→ **REQUIRED WORK**
Count every line in the data below that includes "está", and give only the result.

→ **INPUT DATA**
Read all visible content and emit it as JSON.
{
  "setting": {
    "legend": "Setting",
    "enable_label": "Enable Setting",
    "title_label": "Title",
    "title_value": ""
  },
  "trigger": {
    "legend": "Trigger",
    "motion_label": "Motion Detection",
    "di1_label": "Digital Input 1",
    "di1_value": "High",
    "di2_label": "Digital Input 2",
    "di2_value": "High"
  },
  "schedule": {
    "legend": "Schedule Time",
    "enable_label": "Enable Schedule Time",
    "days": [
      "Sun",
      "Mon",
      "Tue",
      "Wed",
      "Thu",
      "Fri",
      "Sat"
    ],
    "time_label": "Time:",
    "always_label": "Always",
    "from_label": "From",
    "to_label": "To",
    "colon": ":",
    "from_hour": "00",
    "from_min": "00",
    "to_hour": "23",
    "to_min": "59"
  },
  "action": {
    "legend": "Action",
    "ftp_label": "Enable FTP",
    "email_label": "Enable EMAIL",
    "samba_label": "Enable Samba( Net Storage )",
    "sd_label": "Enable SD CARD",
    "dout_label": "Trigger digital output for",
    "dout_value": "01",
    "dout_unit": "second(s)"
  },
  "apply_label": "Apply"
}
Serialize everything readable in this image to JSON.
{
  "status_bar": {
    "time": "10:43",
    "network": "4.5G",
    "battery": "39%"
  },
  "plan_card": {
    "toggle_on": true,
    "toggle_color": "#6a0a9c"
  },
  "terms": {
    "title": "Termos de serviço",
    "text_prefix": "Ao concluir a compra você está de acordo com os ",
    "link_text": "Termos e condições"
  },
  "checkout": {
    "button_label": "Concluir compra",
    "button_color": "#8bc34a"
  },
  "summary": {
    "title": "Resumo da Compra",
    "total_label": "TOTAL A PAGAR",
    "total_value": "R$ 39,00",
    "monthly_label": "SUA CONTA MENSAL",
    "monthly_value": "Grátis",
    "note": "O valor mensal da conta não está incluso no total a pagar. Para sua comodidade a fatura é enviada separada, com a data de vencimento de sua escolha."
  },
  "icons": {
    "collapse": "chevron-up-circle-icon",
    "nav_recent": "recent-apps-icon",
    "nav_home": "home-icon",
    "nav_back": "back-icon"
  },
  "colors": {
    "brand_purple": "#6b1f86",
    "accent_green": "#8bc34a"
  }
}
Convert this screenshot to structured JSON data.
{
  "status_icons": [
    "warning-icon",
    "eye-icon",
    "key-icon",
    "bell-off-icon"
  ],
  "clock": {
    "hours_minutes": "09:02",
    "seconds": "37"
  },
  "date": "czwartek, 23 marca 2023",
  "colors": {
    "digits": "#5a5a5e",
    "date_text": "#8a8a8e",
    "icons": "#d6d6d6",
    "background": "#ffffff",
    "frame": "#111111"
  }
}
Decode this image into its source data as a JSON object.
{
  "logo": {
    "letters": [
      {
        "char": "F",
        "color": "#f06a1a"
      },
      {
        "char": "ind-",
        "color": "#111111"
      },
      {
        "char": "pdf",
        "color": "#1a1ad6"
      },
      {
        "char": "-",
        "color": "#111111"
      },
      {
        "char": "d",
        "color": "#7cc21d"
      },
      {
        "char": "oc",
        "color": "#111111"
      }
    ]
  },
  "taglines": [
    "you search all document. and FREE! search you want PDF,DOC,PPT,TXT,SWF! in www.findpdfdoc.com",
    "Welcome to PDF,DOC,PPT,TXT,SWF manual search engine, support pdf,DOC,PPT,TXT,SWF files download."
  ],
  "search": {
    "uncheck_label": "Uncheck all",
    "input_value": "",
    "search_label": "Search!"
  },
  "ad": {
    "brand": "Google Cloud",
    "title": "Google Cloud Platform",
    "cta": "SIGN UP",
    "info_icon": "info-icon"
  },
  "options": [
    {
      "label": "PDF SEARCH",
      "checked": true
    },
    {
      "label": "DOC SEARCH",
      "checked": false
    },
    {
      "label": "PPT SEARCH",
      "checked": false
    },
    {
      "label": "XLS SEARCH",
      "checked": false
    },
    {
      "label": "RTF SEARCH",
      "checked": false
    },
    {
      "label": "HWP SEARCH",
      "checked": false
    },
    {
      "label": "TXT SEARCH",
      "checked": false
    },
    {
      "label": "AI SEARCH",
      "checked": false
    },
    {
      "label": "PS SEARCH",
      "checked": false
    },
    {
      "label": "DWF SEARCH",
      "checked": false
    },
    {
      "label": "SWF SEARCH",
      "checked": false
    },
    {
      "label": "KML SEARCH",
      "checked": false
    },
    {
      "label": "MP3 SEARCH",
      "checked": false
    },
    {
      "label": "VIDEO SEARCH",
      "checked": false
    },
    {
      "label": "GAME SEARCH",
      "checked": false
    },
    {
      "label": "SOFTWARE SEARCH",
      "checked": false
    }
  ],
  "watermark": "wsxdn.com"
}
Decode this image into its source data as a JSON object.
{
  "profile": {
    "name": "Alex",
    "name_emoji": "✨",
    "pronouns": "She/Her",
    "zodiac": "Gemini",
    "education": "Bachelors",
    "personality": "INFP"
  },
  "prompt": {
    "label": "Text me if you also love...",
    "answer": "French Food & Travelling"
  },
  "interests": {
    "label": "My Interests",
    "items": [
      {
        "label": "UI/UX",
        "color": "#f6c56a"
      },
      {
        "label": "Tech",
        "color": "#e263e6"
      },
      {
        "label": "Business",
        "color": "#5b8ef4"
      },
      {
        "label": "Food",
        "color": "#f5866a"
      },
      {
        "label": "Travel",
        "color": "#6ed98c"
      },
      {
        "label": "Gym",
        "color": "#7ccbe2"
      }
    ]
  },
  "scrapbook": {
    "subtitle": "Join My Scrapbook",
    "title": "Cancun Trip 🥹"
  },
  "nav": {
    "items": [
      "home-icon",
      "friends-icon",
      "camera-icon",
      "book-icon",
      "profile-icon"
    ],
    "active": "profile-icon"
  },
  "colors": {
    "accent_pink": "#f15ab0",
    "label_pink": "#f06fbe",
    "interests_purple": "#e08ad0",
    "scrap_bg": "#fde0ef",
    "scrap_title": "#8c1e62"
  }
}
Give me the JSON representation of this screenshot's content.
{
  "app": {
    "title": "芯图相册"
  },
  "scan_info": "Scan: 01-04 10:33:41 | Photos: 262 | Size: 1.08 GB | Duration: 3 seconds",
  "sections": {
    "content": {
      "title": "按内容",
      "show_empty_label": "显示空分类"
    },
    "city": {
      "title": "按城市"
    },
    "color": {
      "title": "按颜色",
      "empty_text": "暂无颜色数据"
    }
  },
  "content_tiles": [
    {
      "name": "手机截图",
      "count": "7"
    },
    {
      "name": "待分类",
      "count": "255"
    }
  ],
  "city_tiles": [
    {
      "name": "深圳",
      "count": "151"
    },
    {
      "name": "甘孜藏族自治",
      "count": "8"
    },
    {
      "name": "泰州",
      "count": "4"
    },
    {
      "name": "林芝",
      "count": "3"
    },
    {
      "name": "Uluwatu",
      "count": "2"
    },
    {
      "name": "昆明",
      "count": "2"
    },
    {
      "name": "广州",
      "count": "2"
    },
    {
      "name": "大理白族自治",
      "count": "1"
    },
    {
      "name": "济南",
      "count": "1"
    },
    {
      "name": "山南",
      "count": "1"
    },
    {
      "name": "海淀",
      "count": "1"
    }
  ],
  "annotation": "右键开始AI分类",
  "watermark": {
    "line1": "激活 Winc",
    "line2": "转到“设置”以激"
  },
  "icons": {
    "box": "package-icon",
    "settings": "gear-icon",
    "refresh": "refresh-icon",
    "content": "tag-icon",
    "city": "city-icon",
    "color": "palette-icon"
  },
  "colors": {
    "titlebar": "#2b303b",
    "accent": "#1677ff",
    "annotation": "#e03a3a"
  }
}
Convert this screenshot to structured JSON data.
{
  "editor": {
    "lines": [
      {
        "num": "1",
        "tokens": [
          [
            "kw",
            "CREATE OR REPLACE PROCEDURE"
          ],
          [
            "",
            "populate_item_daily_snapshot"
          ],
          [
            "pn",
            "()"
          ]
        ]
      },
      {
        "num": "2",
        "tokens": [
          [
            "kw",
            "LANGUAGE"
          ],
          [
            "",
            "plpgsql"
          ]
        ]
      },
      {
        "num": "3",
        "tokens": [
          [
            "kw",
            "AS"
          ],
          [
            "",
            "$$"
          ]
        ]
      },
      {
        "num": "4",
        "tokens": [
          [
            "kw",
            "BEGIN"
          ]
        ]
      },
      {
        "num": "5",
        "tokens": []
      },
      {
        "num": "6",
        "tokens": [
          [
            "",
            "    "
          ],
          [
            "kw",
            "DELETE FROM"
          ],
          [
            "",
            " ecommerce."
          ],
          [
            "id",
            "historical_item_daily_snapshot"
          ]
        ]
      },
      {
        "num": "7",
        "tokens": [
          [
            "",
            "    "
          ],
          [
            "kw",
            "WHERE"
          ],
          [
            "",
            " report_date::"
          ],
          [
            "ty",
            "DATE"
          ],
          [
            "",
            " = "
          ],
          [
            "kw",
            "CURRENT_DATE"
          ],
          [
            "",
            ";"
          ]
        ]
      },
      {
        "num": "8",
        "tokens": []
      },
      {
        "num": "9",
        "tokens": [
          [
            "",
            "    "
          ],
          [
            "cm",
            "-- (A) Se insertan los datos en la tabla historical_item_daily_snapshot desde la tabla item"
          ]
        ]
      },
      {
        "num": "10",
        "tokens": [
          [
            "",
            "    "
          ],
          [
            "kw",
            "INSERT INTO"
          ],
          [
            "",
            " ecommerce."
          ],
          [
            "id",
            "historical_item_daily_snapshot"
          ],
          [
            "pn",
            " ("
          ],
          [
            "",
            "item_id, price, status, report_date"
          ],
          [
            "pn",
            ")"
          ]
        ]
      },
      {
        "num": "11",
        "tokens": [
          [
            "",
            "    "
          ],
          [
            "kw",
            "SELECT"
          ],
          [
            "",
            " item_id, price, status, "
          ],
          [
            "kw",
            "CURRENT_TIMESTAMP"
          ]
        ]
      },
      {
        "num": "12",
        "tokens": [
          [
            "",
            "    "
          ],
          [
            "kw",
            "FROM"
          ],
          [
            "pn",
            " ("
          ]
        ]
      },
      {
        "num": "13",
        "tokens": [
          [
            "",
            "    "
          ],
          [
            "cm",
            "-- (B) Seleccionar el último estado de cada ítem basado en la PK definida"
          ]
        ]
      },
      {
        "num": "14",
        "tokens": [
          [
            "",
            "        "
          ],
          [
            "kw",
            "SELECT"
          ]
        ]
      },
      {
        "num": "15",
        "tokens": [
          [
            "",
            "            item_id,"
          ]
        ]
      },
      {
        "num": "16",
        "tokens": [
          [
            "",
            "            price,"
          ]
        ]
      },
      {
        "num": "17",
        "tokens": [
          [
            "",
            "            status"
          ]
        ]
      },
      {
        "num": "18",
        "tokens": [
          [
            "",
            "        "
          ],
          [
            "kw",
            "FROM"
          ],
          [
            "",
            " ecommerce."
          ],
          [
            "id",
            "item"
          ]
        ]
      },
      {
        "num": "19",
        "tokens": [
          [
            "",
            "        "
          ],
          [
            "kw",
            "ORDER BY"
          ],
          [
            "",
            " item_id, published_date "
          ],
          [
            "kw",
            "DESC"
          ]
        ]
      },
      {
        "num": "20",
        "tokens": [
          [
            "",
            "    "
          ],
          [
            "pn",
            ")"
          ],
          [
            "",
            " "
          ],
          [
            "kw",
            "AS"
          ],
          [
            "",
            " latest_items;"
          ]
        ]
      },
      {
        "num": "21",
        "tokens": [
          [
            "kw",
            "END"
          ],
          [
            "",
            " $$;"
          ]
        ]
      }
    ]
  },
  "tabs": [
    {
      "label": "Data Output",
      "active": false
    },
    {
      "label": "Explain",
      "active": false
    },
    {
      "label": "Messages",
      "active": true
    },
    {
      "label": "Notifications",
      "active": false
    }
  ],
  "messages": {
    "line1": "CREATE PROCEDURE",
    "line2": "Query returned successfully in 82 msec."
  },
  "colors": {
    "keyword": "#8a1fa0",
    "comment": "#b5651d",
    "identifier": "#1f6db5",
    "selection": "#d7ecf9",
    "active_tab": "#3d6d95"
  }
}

→ **REPLY TO THE EXERCISE**
2